USDA commodity checkoff programs put swamp politics ahead of farmers
Beef and pork consumption have fallen in recent years
In 2023, consumption of chicken in the United States has hit an all-time high, outpacing that of beef or pork. According to the Department of Agriculture, beef was consumed at an average of 84.4 pounds per person per year in 1970, and in 2023, that number is expected to be 56.7 pounds per person. In contrast, chicken consumption is up from 40.1 pounds in 1970 to an estimated 101.9 pounds projected for 2023 — all without the help of USDA commodity checkoff programs — quasi-governmental slush funds that hamper competing sectors.
Originally intended to collect and pool money to be used for promotion and research, commodity checkoff programs were established to help farmers — large and small producers alike — market their products. Paid directly from mandatory farmer payments and deemed a federal tax by the Supreme Court, these programs were never intended to be used for lobbying efforts, nor were they to fund campaigns against any other commodity or agricultural product.
Unfortunately, history has proved otherwise. Since the inception of these programs, inappropriate relationships between checkoff boards and lobbying organizations have formed. Hundreds of millions of dollars have been misused, and these checkoff programs, as they are being managed, do not work in the best interests of independent family farmers.

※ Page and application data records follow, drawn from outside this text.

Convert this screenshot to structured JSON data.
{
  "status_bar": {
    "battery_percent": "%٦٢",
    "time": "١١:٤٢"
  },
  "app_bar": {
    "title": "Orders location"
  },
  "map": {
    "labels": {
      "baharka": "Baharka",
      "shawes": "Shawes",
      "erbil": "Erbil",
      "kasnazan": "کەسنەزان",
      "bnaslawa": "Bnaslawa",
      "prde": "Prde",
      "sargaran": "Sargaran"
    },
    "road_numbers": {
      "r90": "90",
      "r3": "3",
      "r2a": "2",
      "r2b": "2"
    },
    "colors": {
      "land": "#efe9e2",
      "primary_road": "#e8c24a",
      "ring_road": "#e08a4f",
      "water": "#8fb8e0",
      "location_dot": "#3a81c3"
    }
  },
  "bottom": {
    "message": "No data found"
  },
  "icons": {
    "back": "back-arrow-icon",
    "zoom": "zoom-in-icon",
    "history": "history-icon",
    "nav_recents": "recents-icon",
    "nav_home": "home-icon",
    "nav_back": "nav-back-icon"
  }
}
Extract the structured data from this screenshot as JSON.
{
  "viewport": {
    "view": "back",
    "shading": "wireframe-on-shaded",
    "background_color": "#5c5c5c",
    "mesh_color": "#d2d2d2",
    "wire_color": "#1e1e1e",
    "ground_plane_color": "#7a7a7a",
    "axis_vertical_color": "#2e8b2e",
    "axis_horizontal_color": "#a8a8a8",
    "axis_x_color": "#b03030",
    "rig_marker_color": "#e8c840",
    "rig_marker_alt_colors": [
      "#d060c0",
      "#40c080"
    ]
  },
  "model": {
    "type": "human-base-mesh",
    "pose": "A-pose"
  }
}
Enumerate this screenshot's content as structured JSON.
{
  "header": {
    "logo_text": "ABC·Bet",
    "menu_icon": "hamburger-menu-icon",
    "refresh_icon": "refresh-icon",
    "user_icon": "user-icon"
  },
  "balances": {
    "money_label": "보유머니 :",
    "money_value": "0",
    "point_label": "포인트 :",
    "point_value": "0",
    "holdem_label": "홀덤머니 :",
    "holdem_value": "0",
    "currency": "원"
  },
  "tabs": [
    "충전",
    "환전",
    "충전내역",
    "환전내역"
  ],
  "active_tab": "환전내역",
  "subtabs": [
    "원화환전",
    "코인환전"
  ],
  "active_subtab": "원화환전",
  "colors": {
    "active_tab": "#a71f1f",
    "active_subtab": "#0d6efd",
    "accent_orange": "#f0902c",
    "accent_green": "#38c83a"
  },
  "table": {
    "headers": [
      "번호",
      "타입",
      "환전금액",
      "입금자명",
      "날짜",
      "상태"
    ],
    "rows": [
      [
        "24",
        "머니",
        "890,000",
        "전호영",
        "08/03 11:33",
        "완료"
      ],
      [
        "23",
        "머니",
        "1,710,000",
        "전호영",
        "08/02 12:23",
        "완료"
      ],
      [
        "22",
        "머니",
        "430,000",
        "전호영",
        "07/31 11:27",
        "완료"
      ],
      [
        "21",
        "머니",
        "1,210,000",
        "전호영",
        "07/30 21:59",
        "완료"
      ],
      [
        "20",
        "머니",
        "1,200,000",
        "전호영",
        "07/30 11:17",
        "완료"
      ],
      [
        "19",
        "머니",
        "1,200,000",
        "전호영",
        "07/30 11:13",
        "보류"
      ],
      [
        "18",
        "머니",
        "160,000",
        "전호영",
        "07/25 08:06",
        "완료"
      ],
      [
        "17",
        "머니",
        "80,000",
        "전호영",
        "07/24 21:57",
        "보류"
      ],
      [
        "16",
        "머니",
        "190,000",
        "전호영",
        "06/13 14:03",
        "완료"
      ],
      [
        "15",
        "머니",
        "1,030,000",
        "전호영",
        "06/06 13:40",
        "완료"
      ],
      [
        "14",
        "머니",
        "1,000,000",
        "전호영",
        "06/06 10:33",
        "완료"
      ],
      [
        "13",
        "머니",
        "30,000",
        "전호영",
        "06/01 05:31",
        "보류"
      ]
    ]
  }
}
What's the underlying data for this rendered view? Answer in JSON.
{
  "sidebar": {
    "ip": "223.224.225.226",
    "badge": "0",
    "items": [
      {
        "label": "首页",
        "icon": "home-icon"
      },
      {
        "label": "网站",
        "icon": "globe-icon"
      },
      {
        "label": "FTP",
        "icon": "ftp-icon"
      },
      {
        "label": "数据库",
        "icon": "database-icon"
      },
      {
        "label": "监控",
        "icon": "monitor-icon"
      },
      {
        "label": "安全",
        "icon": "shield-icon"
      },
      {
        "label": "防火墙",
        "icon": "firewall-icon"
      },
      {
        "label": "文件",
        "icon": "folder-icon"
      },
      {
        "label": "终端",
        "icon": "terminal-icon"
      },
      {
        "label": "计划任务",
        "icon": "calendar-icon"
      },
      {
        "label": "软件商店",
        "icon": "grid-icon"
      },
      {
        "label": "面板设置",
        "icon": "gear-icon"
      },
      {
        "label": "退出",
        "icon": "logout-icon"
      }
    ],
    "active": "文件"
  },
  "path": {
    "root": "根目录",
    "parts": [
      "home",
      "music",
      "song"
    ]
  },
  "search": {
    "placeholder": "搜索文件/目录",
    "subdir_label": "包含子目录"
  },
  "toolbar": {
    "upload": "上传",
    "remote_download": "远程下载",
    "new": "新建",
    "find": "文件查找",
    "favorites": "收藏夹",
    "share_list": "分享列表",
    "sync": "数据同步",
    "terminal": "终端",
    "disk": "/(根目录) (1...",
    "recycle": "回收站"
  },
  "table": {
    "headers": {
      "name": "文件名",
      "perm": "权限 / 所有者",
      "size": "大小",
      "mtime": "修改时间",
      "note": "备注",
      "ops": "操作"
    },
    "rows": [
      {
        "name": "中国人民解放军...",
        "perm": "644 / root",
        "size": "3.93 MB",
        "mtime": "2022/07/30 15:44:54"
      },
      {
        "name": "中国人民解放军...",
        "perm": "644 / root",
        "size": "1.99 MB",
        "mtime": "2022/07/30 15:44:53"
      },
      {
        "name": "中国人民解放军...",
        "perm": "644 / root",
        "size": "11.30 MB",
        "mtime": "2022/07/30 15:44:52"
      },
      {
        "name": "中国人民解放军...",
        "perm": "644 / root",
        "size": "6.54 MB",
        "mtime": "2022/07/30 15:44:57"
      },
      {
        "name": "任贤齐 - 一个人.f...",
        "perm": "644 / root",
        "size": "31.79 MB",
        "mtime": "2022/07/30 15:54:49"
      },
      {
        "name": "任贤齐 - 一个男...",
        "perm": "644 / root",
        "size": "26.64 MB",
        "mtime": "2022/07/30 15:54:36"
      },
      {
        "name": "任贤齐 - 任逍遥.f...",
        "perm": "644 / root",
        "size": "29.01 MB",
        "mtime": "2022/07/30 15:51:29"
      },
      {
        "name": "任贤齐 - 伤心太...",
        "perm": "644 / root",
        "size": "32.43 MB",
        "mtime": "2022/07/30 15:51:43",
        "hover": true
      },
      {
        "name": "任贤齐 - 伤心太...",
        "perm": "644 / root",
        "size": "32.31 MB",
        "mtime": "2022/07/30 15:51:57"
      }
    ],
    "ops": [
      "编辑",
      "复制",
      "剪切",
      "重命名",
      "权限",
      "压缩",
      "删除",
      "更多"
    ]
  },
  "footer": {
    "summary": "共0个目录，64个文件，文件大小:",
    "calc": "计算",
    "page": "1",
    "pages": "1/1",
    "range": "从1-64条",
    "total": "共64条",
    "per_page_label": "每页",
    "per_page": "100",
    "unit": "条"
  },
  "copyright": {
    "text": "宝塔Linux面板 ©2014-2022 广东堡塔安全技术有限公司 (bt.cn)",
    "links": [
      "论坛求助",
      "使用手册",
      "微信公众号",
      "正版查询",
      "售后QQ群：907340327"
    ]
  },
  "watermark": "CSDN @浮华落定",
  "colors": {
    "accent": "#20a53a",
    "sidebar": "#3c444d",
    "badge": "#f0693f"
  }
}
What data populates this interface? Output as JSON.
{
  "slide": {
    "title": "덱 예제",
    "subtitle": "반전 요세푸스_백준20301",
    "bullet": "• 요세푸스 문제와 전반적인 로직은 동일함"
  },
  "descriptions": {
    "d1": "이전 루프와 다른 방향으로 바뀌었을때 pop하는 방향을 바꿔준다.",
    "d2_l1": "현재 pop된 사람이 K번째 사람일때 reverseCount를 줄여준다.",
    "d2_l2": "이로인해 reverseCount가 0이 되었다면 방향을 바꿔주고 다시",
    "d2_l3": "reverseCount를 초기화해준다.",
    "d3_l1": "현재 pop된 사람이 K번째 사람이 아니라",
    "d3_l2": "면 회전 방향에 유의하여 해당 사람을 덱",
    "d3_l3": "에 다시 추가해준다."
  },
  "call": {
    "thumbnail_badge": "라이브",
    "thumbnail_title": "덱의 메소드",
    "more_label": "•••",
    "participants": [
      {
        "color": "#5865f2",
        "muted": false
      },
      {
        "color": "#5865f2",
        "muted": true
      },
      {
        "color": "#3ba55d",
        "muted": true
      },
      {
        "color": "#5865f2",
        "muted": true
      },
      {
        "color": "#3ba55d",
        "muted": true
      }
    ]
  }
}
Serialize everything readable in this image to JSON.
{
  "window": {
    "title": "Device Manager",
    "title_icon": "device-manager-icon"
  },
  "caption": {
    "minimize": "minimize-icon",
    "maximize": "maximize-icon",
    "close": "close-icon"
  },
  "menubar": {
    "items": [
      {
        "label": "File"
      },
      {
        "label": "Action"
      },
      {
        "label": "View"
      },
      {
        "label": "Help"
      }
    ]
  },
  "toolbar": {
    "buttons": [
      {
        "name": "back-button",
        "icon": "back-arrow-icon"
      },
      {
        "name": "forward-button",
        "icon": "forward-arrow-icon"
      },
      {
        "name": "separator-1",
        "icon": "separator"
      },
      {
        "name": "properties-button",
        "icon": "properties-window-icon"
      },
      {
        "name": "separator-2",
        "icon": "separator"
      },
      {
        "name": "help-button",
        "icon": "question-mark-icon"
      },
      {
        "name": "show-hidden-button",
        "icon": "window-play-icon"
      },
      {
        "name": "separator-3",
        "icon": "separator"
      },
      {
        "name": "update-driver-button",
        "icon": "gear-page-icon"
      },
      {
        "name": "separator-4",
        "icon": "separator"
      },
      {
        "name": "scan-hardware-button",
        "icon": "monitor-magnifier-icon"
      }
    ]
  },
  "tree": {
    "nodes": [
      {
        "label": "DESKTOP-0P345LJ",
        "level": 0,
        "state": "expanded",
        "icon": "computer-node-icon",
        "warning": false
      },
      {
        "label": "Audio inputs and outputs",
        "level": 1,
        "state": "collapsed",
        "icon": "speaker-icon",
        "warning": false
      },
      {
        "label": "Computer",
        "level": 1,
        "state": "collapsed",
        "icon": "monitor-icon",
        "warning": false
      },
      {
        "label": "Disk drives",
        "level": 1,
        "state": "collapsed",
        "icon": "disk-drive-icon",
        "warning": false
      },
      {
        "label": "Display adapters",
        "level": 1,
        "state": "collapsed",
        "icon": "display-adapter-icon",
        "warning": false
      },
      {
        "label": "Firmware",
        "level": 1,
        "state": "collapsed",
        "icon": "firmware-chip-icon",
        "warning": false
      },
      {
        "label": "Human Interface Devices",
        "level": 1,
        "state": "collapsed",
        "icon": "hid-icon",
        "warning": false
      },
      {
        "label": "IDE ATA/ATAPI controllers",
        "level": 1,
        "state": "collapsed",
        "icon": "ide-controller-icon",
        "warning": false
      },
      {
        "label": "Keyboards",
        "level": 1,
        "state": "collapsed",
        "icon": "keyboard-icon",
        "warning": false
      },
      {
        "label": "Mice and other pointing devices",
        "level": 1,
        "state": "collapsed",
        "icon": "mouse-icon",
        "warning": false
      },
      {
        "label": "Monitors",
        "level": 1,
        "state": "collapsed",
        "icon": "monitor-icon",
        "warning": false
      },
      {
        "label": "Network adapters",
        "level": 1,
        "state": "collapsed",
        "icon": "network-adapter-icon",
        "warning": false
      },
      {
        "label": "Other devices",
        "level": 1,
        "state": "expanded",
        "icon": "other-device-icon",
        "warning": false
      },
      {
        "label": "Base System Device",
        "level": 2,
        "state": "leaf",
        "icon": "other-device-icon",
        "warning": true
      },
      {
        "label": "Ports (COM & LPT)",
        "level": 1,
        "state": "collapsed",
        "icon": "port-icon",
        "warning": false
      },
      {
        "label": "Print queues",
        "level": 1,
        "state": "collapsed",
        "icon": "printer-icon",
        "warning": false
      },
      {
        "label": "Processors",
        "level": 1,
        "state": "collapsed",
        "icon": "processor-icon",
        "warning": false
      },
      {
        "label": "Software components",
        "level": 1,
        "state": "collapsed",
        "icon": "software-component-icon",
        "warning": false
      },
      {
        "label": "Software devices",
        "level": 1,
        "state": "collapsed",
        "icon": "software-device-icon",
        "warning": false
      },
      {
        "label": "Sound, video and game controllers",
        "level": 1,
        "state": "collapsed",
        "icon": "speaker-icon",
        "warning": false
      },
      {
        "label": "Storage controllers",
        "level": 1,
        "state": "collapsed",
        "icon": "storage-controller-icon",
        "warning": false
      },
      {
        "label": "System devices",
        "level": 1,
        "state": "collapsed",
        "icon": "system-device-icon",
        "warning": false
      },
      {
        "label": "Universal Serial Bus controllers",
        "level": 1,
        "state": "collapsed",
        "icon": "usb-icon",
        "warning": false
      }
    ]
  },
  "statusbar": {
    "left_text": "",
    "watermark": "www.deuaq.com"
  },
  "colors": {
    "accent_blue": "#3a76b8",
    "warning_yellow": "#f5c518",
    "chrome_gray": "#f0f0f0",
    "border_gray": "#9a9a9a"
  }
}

Groups such as the National Cattlemen’s Beef Association, or NCBA, and National Pork Producers Council, or NPPC, have long used these funds to put small farmers out of business, picking winners and losers in the marketplace and putting the interests of multinational corporations like Chinese-owned Smithfield and Brazil-based JBS above those of the American farmer.
One financial review of only three days of the NCBA’s books proved the beef checkoff improperly spent more than $300,000 on inappropriate activities. Imagine what one would find if we checked a whole month or year. On the pork front, the NPPC, through its famed “Pork: the Other White Meat” campaign, has spent farmer dollars engaging in anti-competitive practices that have left some pork producers stuck in the mud and others out of business.
Hog farmers must pay 40 cents per head sold into the pork checkoff, but it’s only those pink pigs — the ones you’ve seen like Wilbur in “Charlotte’s Web” — that actually have “white meat.” Berkshire or “heritage hogs,” the “spotted” pigs like the ones raised at White Oak Pastures in Bluffton, Georgia, and Gunthorp Farms in LaGrange, Indiana, produce red meat with more marbling, much different than the “Pork: the Other White Meat” slogan seeks to sell.
The NPPC’s slogan has, in many cases, disparaged those products and shut down heritage hog farms across the nation. In 1970, the U.S. saw 871,200 pork producers; in 2023, only 67,000 remain.
Climbing to record heights without a checkoff program and the swampy federal bureaucracy that comes with it, chicken has overtaken the consumption of beef for many reasons: dietary trends, price and availability (i.e., cut-up, precooked and fast-food offerings), to name a few. Although many factors play a role, it’s worth noting that consumption of both beef and pork has fallen in the years since the checkoff programs for each were instituted. These checkoff programs must be fixed. In 2023, Congress is set to take up the Farm Bill, an opportunity that comes once every five years that lends a pathway for the enactment of legislation to address the problems in these programs.
That’s why Sens. Mike Lee, Utah Republican, and Rand Paul, Kentucky Republican, along with Rep. Nancy Mace, South Carolina Republican, introduced the bicameral Opportunities for Fairness in Farming (OFF) Act, S 557/H. 1749. The bill is backed by 80 farming organizations, including the National Farmers Union, the Organization for Competitive Markets, and more than 250,000 farmers and ranchers in the U.S. It is also supported by conservative groups such as FreedomWorks, The Heritage Foundation and R Street.
The bill doesn’t seek to abolish the checkoff programs, as beneficiaries are misrepresenting. It would instead require transparency, accountability, and a system of checks and balances that would allow farmers to see where their dollars are being spent. It would also prohibit checkoff funds from being used for lobbying efforts and prohibit funds from being used to pay for staff and programs of trade associations that favor multinational corporations pushing independent farmers out of business. In addition, it would prevent disparagement of one product over another. Allowing the federal government to pick winners and losers in the marketplace is unacceptable.
Agriculture Committee leaders in Congress, Sens. John Boozman, Arkansas Republican, and Debbie Stabenow, Michigan Republican, and Reps. Glenn Thompson, Pennsylvania Republican, and David Scott, Georgia Republican, should join with leaders of the OFF Act, along with the quarter million farmers backing the legislation to include the measure in the Farm Bill set to be enacted this year.
• Marty Irby is chief operating officer at FreedomWorks in Washington. Jonathan Buttram is president of the Alabama Contract Poultry Growers Association. Messrs. Irby and Buttram also serve as board directors at the Organization for Competitive Markets in Lincoln, Nebraska.